**Data about app and page elements:**
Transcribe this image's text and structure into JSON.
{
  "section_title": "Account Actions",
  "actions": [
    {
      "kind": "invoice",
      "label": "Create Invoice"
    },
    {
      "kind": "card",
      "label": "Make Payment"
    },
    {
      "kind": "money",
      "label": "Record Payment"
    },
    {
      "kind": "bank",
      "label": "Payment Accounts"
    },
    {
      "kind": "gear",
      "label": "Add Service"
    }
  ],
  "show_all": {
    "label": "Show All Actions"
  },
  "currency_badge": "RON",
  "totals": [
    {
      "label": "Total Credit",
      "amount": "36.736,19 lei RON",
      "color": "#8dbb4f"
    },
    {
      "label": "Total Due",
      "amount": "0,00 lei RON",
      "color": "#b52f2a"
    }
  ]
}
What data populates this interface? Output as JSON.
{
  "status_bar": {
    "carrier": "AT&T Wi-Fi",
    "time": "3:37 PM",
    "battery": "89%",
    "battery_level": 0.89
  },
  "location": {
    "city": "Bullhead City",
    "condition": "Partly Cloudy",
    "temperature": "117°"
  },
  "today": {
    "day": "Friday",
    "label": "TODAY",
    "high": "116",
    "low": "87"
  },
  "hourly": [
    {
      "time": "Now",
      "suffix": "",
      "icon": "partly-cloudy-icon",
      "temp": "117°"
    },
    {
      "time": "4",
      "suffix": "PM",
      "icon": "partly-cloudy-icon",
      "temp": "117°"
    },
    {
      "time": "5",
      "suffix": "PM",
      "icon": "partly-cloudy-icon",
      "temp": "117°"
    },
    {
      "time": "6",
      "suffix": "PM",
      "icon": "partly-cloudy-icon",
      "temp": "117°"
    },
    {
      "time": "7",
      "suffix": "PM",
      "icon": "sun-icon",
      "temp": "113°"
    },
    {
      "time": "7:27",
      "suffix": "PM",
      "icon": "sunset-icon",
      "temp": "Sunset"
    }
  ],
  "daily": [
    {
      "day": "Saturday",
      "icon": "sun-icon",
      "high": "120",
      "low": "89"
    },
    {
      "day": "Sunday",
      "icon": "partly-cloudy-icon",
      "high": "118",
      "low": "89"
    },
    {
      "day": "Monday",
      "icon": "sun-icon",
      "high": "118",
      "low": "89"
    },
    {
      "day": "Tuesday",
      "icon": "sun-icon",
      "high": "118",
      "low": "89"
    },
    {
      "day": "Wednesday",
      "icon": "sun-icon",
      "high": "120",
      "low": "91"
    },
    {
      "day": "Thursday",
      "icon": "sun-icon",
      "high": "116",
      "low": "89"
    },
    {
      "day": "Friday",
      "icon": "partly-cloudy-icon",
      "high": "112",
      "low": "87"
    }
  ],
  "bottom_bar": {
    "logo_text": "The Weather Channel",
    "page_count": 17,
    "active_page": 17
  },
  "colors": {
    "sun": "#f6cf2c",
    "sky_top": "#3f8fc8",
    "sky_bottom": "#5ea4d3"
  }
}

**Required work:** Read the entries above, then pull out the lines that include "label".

**Exercise result:**
      "label": "Create Invoice"
      "label": "Make Payment"
      "label": "Record Payment"
      "label": "Payment Accounts"
      "label": "Add Service"
    "label": "Show All Actions"
      "label": "Total Credit",
      "label": "Total Due",
    "label": "TODAY",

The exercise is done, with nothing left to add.